Exercise
Show each line of the records in which the word "icon" occurs.

Materials provided
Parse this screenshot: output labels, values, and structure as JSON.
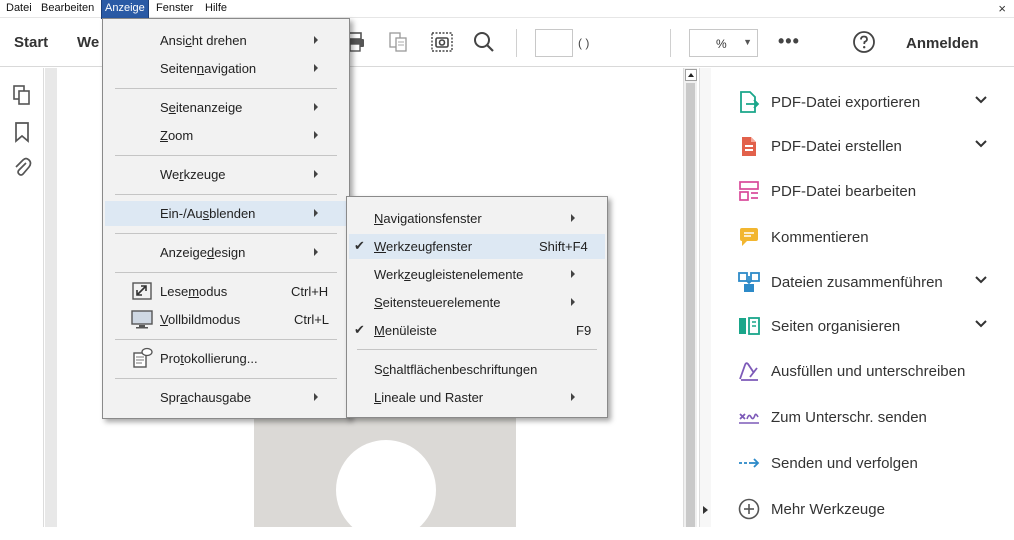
{
  "menubar": {
    "items": [
      "Datei",
      "Bearbeiten",
      "Anzeige",
      "Fenster",
      "Hilfe"
    ],
    "active": "Anzeige",
    "close": "×"
  },
  "toolbar": {
    "tabs": [
      "Start",
      "We"
    ],
    "page_count": "(                )",
    "zoom_value": "%",
    "zoom_caret": "▼",
    "more": "•••",
    "signin": "Anmelden"
  },
  "anzeige_menu": {
    "items": [
      {
        "label_pre": "Ansi",
        "label_u": "c",
        "label_post": "ht drehen",
        "submenu": true
      },
      {
        "label_pre": "Seiten",
        "label_u": "n",
        "label_post": "avigation",
        "submenu": true
      },
      {
        "label_pre": "S",
        "label_u": "e",
        "label_post": "itenanzeige",
        "submenu": true
      },
      {
        "label_pre": "",
        "label_u": "Z",
        "label_post": "oom",
        "submenu": true
      },
      {
        "label_pre": "We",
        "label_u": "r",
        "label_post": "kzeuge",
        "submenu": true
      },
      {
        "label_pre": "Ein-/Au",
        "label_u": "s",
        "label_post": "blenden",
        "submenu": true
      },
      {
        "label_pre": "Anzeige",
        "label_u": "d",
        "label_post": "esign",
        "submenu": true
      },
      {
        "label_pre": "Lese",
        "label_u": "m",
        "label_post": "odus",
        "shortcut": "Ctrl+H"
      },
      {
        "label_pre": "",
        "label_u": "V",
        "label_post": "ollbildmodus",
        "shortcut": "Ctrl+L"
      },
      {
        "label_pre": "Pro",
        "label_u": "t",
        "label_post": "okollierung...",
        "submenu": false
      },
      {
        "label_pre": "Spr",
        "label_u": "a",
        "label_post": "chausgabe",
        "submenu": true
      }
    ]
  },
  "einblenden_menu": {
    "items": [
      {
        "label_pre": "",
        "label_u": "N",
        "label_post": "avigationsfenster",
        "submenu": true,
        "checked": false
      },
      {
        "label_pre": "",
        "label_u": "W",
        "label_post": "erkzeugfenster",
        "shortcut": "Shift+F4",
        "checked": true
      },
      {
        "label_pre": "Werk",
        "label_u": "z",
        "label_post": "eugleistenelemente",
        "submenu": true,
        "checked": false
      },
      {
        "label_pre": "",
        "label_u": "S",
        "label_post": "eitensteuerelemente",
        "submenu": true,
        "checked": false
      },
      {
        "label_pre": "",
        "label_u": "M",
        "label_post": "enüleiste",
        "shortcut": "F9",
        "checked": true
      },
      {
        "label_pre": "S",
        "label_u": "c",
        "label_post": "haltflächenbeschriftungen",
        "submenu": false,
        "checked": false
      },
      {
        "label_pre": "",
        "label_u": "L",
        "label_post": "ineale und Raster",
        "submenu": true,
        "checked": false
      }
    ]
  },
  "tools": [
    {
      "label": "PDF-Datei exportieren",
      "icon": "export-pdf-icon",
      "expand": true,
      "color": "#1aa68a"
    },
    {
      "label": "PDF-Datei erstellen",
      "icon": "create-pdf-icon",
      "expand": true,
      "color": "#e2614b"
    },
    {
      "label": "PDF-Datei bearbeiten",
      "icon": "edit-pdf-icon",
      "expand": false,
      "color": "#d9499a"
    },
    {
      "label": "Kommentieren",
      "icon": "comment-icon",
      "expand": false,
      "color": "#f2b630"
    },
    {
      "label": "Dateien zusammenführen",
      "icon": "combine-files-icon",
      "expand": true,
      "color": "#2d8ac8"
    },
    {
      "label": "Seiten organisieren",
      "icon": "organize-pages-icon",
      "expand": true,
      "color": "#1aa68a"
    },
    {
      "label": "Ausfüllen und unterschreiben",
      "icon": "fill-sign-icon",
      "expand": false,
      "color": "#7d5ab8"
    },
    {
      "label": "Zum Unterschr. senden",
      "icon": "send-for-signature-icon",
      "expand": false,
      "color": "#7d5ab8"
    },
    {
      "label": "Senden und verfolgen",
      "icon": "send-track-icon",
      "expand": false,
      "color": "#2d8ac8"
    },
    {
      "label": "Mehr Werkzeuge",
      "icon": "more-tools-icon",
      "expand": false,
      "color": "#555555"
    }
  ]
}
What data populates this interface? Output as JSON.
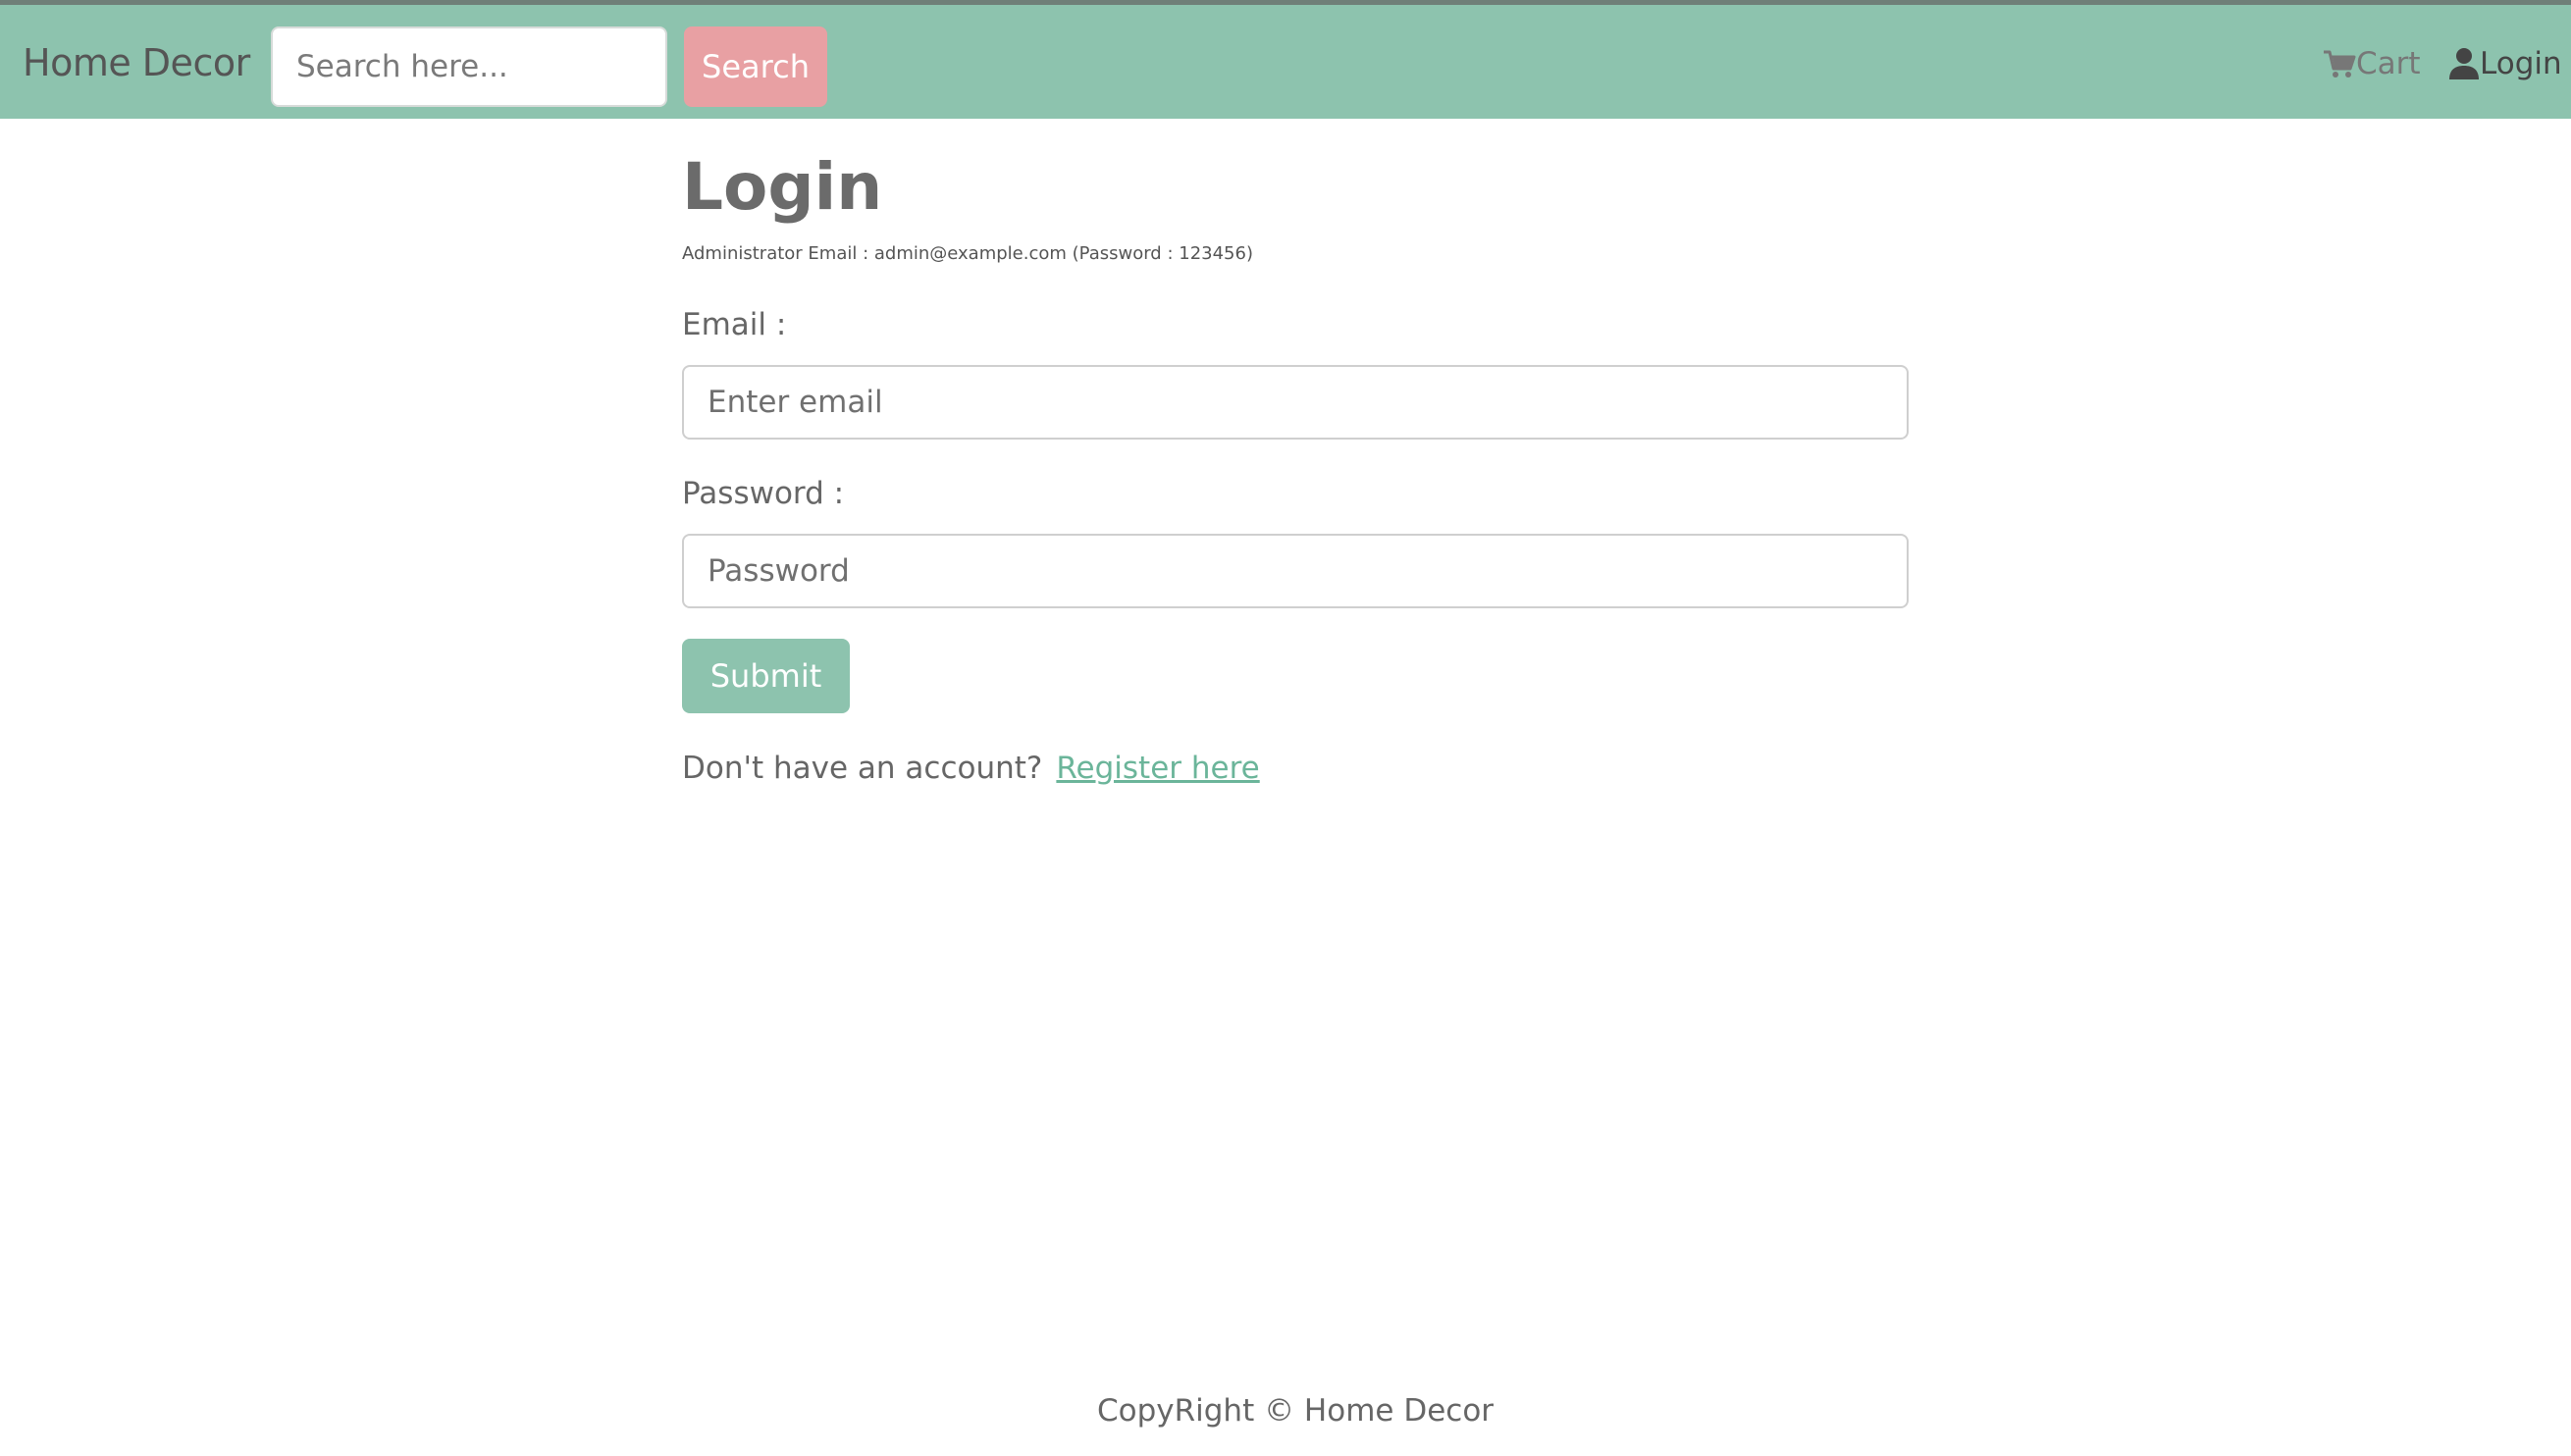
{
  "header": {
    "brand": "Home Decor",
    "search_placeholder": "Search here...",
    "search_button": "Search",
    "cart_label": "Cart",
    "cart_icon": "shopping-cart-icon",
    "login_label": "Login",
    "login_icon": "user-icon"
  },
  "main": {
    "title": "Login",
    "admin_note": "Administrator Email : admin@example.com (Password : 123456)",
    "email_label": "Email :",
    "email_placeholder": "Enter email",
    "password_label": "Password :",
    "password_placeholder": "Password",
    "submit_label": "Submit",
    "register_prompt": "Don't have an account?",
    "register_link": "Register here"
  },
  "footer": {
    "text": "CopyRight © Home Decor"
  },
  "colors": {
    "navbar": "#8dc3ae",
    "search_button": "#e8a0a3",
    "submit_button": "#8dc3ae",
    "link": "#6bb59a"
  }
}
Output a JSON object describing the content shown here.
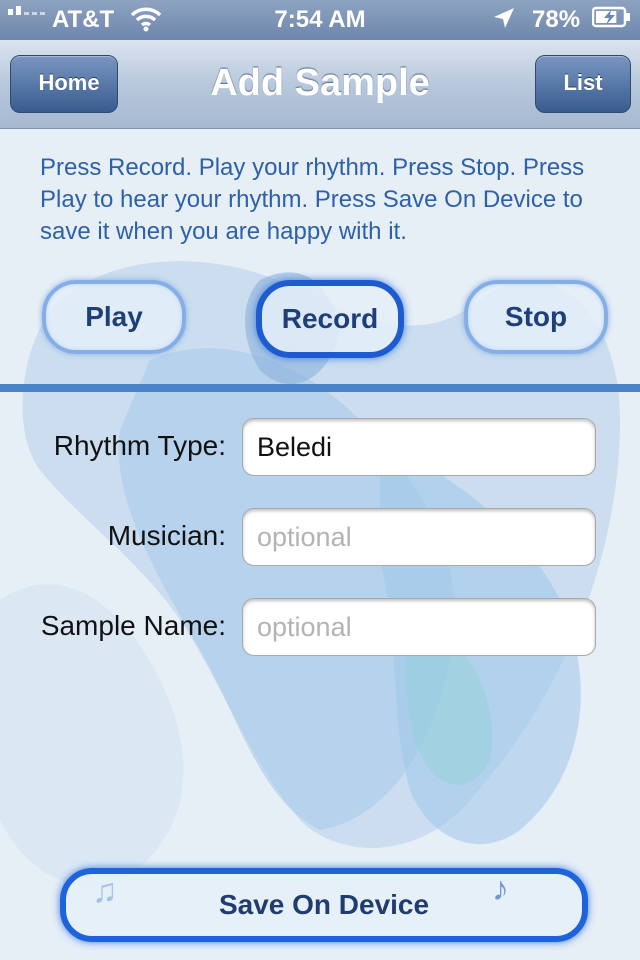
{
  "status_bar": {
    "carrier": "AT&T",
    "time": "7:54 AM",
    "battery_percent": "78%",
    "battery_level": 0.78
  },
  "nav": {
    "title": "Add Sample",
    "back_label": "Home",
    "right_label": "List"
  },
  "instructions": "Press Record.  Play your rhythm. Press Stop. Press Play to hear your rhythm.  Press Save On Device to save it when you are happy with it.",
  "controls": {
    "play_label": "Play",
    "record_label": "Record",
    "stop_label": "Stop"
  },
  "form": {
    "rhythm_type_label": "Rhythm Type:",
    "rhythm_type_value": "Beledi",
    "musician_label": "Musician:",
    "musician_placeholder": "optional",
    "sample_name_label": "Sample Name:",
    "sample_name_placeholder": "optional"
  },
  "save_label": "Save On Device",
  "colors": {
    "accent": "#1f63dc",
    "instruction_text": "#2f61a8",
    "divider": "#4a83c8"
  }
}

Solution
      "icon": "export-pdf-icon",
      "icon": "create-pdf-icon",
      "icon": "edit-pdf-icon",
      "icon": "comment-icon",
      "icon": "combine-files-icon",
      "icon": "organize-pages-icon",
      "icon": "fill-sign-icon",
      "icon": "send-for-signature-icon",
      "icon": "send-track-icon",
      "icon": "more-tools-icon",
    "cart_icon": "shopping-cart-icon",
    "login_icon": "user-icon"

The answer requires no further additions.